::: GIVEN DATA

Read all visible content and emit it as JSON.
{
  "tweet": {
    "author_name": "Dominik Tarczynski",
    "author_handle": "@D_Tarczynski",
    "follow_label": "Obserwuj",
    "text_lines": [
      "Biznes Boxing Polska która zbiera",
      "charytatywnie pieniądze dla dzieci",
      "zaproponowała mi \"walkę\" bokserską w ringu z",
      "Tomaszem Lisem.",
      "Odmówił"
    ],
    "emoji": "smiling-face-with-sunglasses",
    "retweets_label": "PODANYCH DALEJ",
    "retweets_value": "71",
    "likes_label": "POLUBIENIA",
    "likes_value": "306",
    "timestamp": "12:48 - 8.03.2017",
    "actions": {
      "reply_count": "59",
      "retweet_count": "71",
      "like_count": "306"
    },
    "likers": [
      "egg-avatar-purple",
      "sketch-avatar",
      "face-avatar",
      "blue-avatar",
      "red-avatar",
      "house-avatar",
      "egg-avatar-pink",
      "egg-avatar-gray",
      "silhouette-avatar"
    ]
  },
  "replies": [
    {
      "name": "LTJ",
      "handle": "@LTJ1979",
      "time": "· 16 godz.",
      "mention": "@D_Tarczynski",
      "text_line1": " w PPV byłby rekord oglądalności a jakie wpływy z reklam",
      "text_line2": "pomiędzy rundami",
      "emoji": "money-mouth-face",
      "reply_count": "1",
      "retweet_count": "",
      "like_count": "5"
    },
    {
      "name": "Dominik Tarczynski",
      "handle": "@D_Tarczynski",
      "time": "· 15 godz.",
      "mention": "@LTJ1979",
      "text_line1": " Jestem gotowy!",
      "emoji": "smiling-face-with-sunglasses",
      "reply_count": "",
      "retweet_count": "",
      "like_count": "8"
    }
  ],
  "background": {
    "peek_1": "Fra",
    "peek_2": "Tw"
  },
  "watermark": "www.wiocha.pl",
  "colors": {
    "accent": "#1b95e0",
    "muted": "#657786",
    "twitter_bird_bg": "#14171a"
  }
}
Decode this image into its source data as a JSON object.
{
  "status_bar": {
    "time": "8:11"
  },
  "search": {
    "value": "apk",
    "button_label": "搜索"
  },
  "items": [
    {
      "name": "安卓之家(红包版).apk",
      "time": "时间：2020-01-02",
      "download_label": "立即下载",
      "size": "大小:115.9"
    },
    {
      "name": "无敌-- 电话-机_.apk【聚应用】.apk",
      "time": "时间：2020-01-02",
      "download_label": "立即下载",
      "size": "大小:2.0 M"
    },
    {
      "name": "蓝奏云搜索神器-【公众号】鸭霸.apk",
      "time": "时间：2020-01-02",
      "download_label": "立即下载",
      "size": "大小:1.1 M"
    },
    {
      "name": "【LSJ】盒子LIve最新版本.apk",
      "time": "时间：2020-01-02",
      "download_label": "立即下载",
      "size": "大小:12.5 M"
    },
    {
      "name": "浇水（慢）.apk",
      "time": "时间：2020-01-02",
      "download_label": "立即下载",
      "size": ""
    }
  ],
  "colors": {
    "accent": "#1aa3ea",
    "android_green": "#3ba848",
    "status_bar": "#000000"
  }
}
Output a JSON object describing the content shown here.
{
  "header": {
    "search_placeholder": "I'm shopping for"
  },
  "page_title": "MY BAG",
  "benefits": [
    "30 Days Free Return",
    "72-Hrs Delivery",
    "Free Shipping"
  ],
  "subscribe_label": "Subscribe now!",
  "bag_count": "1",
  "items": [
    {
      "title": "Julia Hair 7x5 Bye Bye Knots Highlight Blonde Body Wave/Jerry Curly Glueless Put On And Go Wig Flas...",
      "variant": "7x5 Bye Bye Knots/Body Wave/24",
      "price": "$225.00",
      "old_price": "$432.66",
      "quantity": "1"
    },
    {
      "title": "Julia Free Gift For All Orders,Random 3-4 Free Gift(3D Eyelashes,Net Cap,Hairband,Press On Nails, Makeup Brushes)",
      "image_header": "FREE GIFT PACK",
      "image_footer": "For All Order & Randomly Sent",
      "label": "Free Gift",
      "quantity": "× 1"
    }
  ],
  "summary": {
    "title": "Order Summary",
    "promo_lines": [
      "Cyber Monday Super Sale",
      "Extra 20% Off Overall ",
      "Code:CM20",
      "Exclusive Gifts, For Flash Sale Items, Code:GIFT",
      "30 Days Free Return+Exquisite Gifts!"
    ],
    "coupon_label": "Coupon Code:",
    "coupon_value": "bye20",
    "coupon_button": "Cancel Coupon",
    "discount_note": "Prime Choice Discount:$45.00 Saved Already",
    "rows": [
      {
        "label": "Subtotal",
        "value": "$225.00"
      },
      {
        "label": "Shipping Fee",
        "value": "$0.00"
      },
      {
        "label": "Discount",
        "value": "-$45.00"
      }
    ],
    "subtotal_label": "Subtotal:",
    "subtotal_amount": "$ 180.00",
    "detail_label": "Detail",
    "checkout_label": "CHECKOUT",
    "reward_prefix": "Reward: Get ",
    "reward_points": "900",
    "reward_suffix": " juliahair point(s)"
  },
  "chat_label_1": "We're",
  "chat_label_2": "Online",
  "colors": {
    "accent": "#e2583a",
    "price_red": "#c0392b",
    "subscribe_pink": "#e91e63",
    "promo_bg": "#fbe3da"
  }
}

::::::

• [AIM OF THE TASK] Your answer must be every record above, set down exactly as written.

• [OUTPUT FOR THIS EXERCISE]
Read all visible content and emit it as JSON.
{
  "tweet": {
    "author_name": "Dominik Tarczynski",
    "author_handle": "@D_Tarczynski",
    "follow_label": "Obserwuj",
    "text_lines": [
      "Biznes Boxing Polska która zbiera",
      "charytatywnie pieniądze dla dzieci",
      "zaproponowała mi \"walkę\" bokserską w ringu z",
      "Tomaszem Lisem.",
      "Odmówił"
    ],
    "emoji": "smiling-face-with-sunglasses",
    "retweets_label": "PODANYCH DALEJ",
    "retweets_value": "71",
    "likes_label": "POLUBIENIA",
    "likes_value": "306",
    "timestamp": "12:48 - 8.03.2017",
    "actions": {
      "reply_count": "59",
      "retweet_count": "71",
      "like_count": "306"
    },
    "likers": [
      "egg-avatar-purple",
      "sketch-avatar",
      "face-avatar",
      "blue-avatar",
      "red-avatar",
      "house-avatar",
      "egg-avatar-pink",
      "egg-avatar-gray",
      "silhouette-avatar"
    ]
  },
  "replies": [
    {
      "name": "LTJ",
      "handle": "@LTJ1979",
      "time": "· 16 godz.",
      "mention": "@D_Tarczynski",
      "text_line1": " w PPV byłby rekord oglądalności a jakie wpływy z reklam",
      "text_line2": "pomiędzy rundami",
      "emoji": "money-mouth-face",
      "reply_count": "1",
      "retweet_count": "",
      "like_count": "5"
    },
    {
      "name": "Dominik Tarczynski",
      "handle": "@D_Tarczynski",
      "time": "· 15 godz.",
      "mention": "@LTJ1979",
      "text_line1": " Jestem gotowy!",
      "emoji": "smiling-face-with-sunglasses",
      "reply_count": "",
      "retweet_count": "",
      "like_count": "8"
    }
  ],
  "background": {
    "peek_1": "Fra",
    "peek_2": "Tw"
  },
  "watermark": "www.wiocha.pl",
  "colors": {
    "accent": "#1b95e0",
    "muted": "#657786",
    "twitter_bird_bg": "#14171a"
  }
}
Decode this image into its source data as a JSON object.
{
  "status_bar": {
    "time": "8:11"
  },
  "search": {
    "value": "apk",
    "button_label": "搜索"
  },
  "items": [
    {
      "name": "安卓之家(红包版).apk",
      "time": "时间：2020-01-02",
      "download_label": "立即下载",
      "size": "大小:115.9"
    },
    {
      "name": "无敌-- 电话-机_.apk【聚应用】.apk",
      "time": "时间：2020-01-02",
      "download_label": "立即下载",
      "size": "大小:2.0 M"
    },
    {
      "name": "蓝奏云搜索神器-【公众号】鸭霸.apk",
      "time": "时间：2020-01-02",
      "download_label": "立即下载",
      "size": "大小:1.1 M"
    },
    {
      "name": "【LSJ】盒子LIve最新版本.apk",
      "time": "时间：2020-01-02",
      "download_label": "立即下载",
      "size": "大小:12.5 M"
    },
    {
      "name": "浇水（慢）.apk",
      "time": "时间：2020-01-02",
      "download_label": "立即下载",
      "size": ""
    }
  ],
  "colors": {
    "accent": "#1aa3ea",
    "android_green": "#3ba848",
    "status_bar": "#000000"
  }
}
Output a JSON object describing the content shown here.
{
  "header": {
    "search_placeholder": "I'm shopping for"
  },
  "page_title": "MY BAG",
  "benefits": [
    "30 Days Free Return",
    "72-Hrs Delivery",
    "Free Shipping"
  ],
  "subscribe_label": "Subscribe now!",
  "bag_count": "1",
  "items": [
    {
      "title": "Julia Hair 7x5 Bye Bye Knots Highlight Blonde Body Wave/Jerry Curly Glueless Put On And Go Wig Flas...",
      "variant": "7x5 Bye Bye Knots/Body Wave/24",
      "price": "$225.00",
      "old_price": "$432.66",
      "quantity": "1"
    },
    {
      "title": "Julia Free Gift For All Orders,Random 3-4 Free Gift(3D Eyelashes,Net Cap,Hairband,Press On Nails, Makeup Brushes)",
      "image_header": "FREE GIFT PACK",
      "image_footer": "For All Order & Randomly Sent",
      "label": "Free Gift",
      "quantity": "× 1"
    }
  ],
  "summary": {
    "title": "Order Summary",
    "promo_lines": [
      "Cyber Monday Super Sale",
      "Extra 20% Off Overall ",
      "Code:CM20",
      "Exclusive Gifts, For Flash Sale Items, Code:GIFT",
      "30 Days Free Return+Exquisite Gifts!"
    ],
    "coupon_label": "Coupon Code:",
    "coupon_value": "bye20",
    "coupon_button": "Cancel Coupon",
    "discount_note": "Prime Choice Discount:$45.00 Saved Already",
    "rows": [
      {
        "label": "Subtotal",
        "value": "$225.00"
      },
      {
        "label": "Shipping Fee",
        "value": "$0.00"
      },
      {
        "label": "Discount",
        "value": "-$45.00"
      }
    ],
    "subtotal_label": "Subtotal:",
    "subtotal_amount": "$ 180.00",
    "detail_label": "Detail",
    "checkout_label": "CHECKOUT",
    "reward_prefix": "Reward: Get ",
    "reward_points": "900",
    "reward_suffix": " juliahair point(s)"
  },
  "chat_label_1": "We're",
  "chat_label_2": "Online",
  "colors": {
    "accent": "#e2583a",
    "price_red": "#c0392b",
    "subscribe_pink": "#e91e63",
    "promo_bg": "#fbe3da"
  }
}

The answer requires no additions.